Carol said...

Expat Guru,

Keep up the good posts. Please email me as I wish to ask something offline and do not know how to contact you directly.

My email address is: american_bedu(at symbol)yahoo(dot)com


Expatguru said...


Thanks for your comments. At the outset I would like to once again clarify that I am not a legal expert nor do I claim to be one. The intention of this blog is neither to indulge in Saudi bashing, nor showering praises on the system, but to just present an unbiased and fair picture to the potential expatriate, purely based on my own experiences in the kingdom.

Having said this, I would like to maintain my anonimity, which is why I have not given my email id here. This was also why I did not comment on your wonderful blog (though I wanted to), as you required an email id to be mentioned. As an experienced ex-diplomat, I am sure you understand my situation and I apologize for not being able to respond to you privately.
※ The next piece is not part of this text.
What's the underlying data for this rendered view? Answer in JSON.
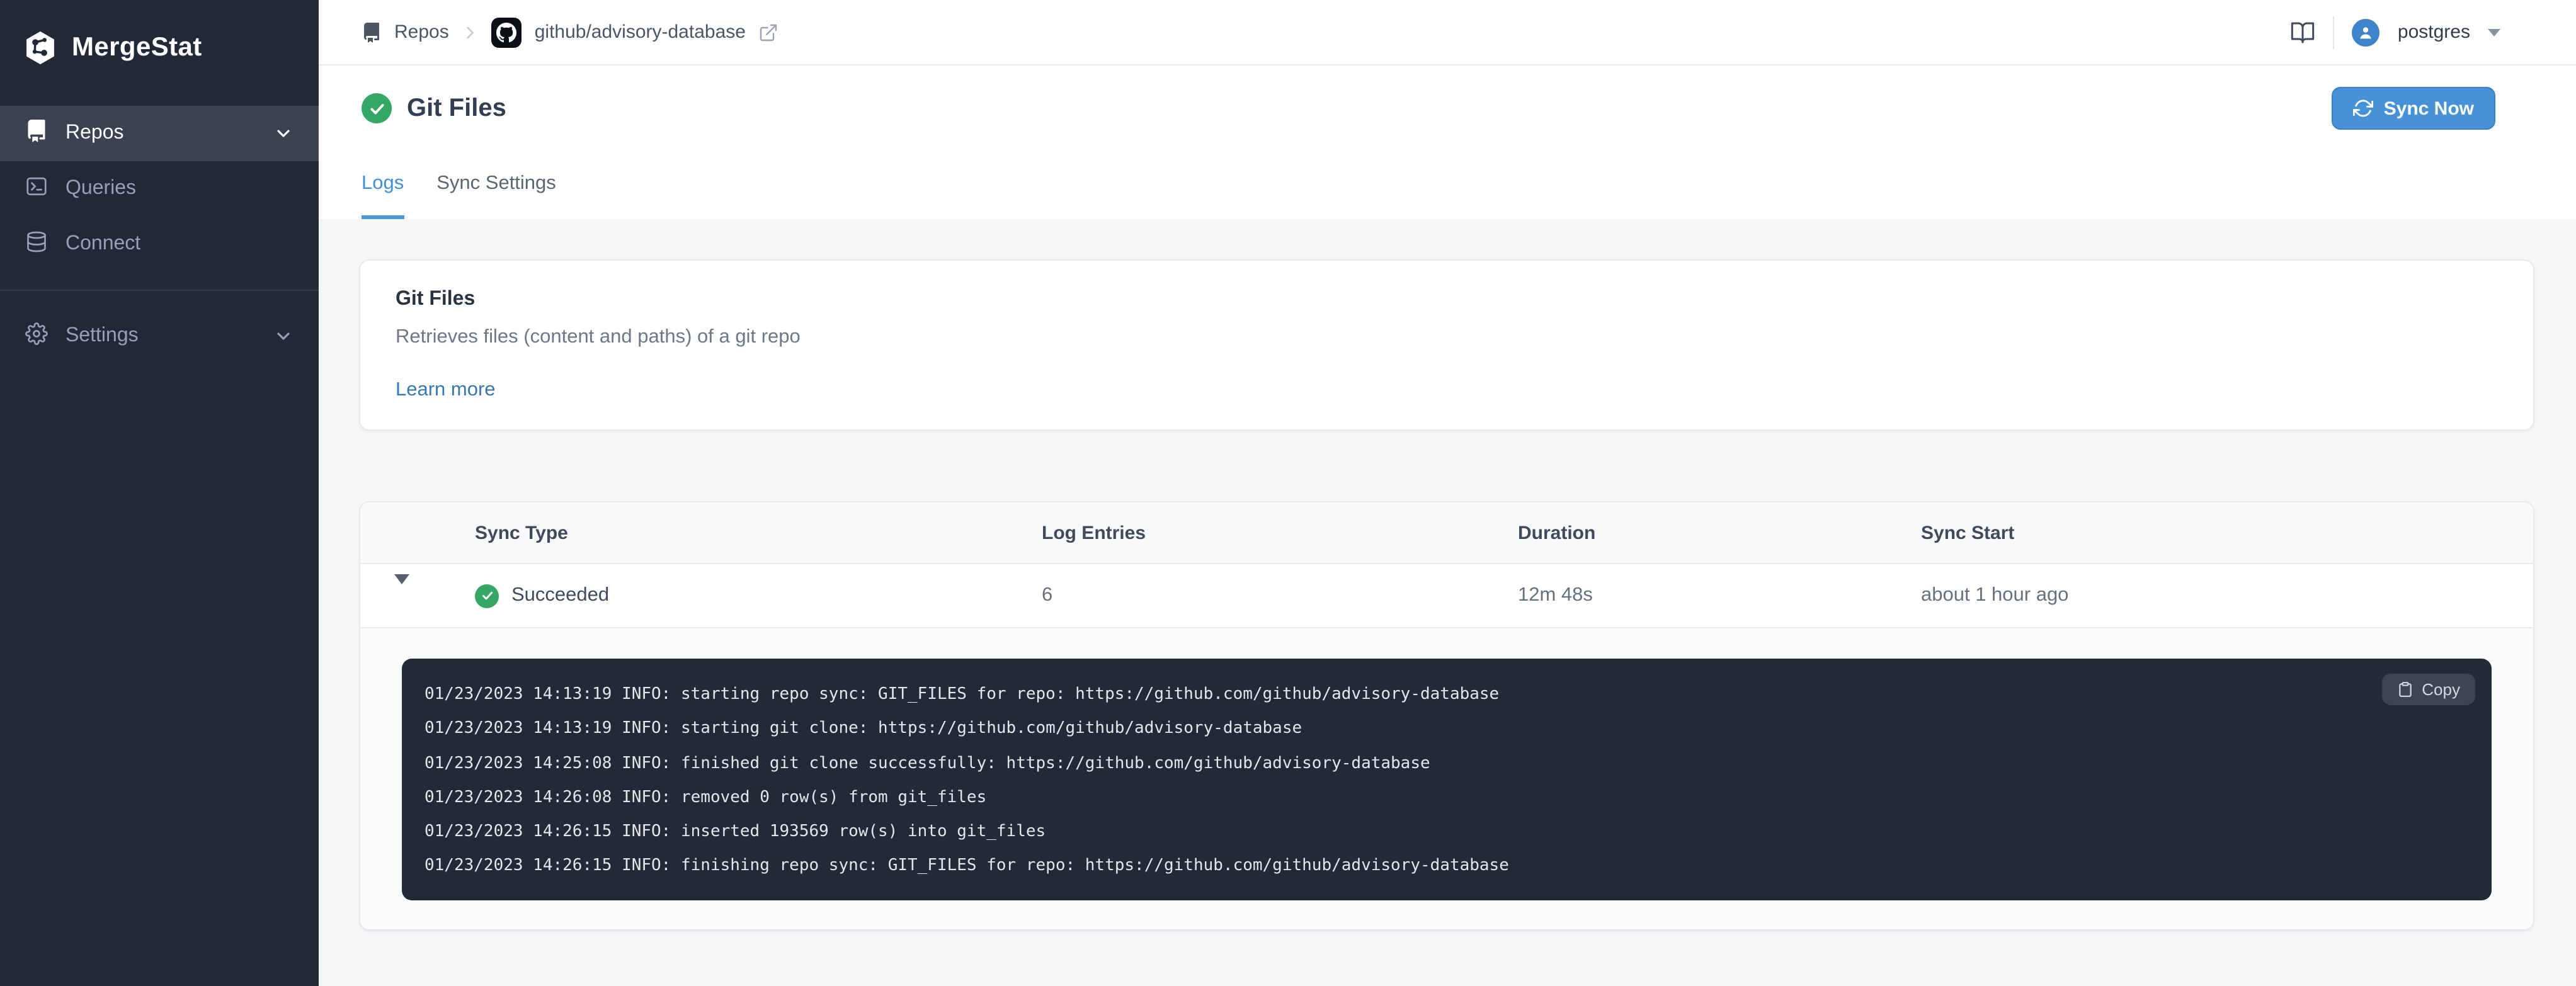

Carol said...


I oftentimes host special programs for Saudi TV2 on expat life and adjusting to the Kingdom. If this sounds interesting to you and especially given the focus of your blog, you know how to reach me via email to discuss further.


Expatguru said...

Thanks Carol. I would get in touch with you.

gazala said...


Are there are any Indian schools in Madina?

Expatguru said...


The International Indian Schools recognized by CBSE are available only in Jubail, Dammam, Riyadh and Jeddah.

Ayesa said...

Thanks for the educational blogs. First of all, I would like to ask if ALL female foreign teachers in the Kingdom are dependent on their husbands (that is, are all female expat teachers not being sponsored by their international schools, whether they are working for Western international schools or "native country" international schools)? I asked this question because I was wondering if there are any schools in the Kingdom that give working visas to female expat teachers. Secondly, if female foreign teachers have their kids studying in the same school where they work, do their children get discounts (lower tuition fees)? Lastly, are foreign female teachers allowed to work in the female Saudi and Arab schools (schools meant for Saudi kids only)? If yes, does this include the Special Education schools meant for Saudi special children (i.e., children with physical, mental and learning disabilities). Any information would be very helpful as I am still deciding on applying as a teacher in the Kingdom and bringing my young family along with me. Thanks very much.

Ayesa said...

I just read your personalized consultancy section/form. Sorry for posting my query on Saudi education/schools here on the comment section. Thanks anyway and keep up the interesting blogs.

Expatguru said...


Not all female foreign teachers dependent on their husbands. There are schools which give teacher visas to female teachers too. However, note that if they bring their husbands, they cannot work as they would be considered as dependents of their wives. Again, it depends on your contract whether you are eligible to bring your kids along or not and whether the kids are entitled to a discount in the fees. Nothing is automatic or assumed unless written in the contract. Expat female teachers cannot work in schools meant only for Saudis.

Expatguru said...


It doesn't matter. You asked a very good question which deserved a good reply and I have published it. I don't do this for money, Ayesa, and if the question would benefit a large number of expats, I would certainly answer it for free!

Anonymous said...

Is homeschooling allowed in KSA? Would there be any trouble bringing in all the books, supplies and curriculum into the country? Is it better to bring these items or have them shipped over?
Also are there any social groups, clubs or organizations for young kids?

Expatguru said...


Please fill in your query in the form using the link given in the top right corner of this blog. I charge a nominal fee for my consultancy, which would get you a detailed, pesonalized and detailed reply by email.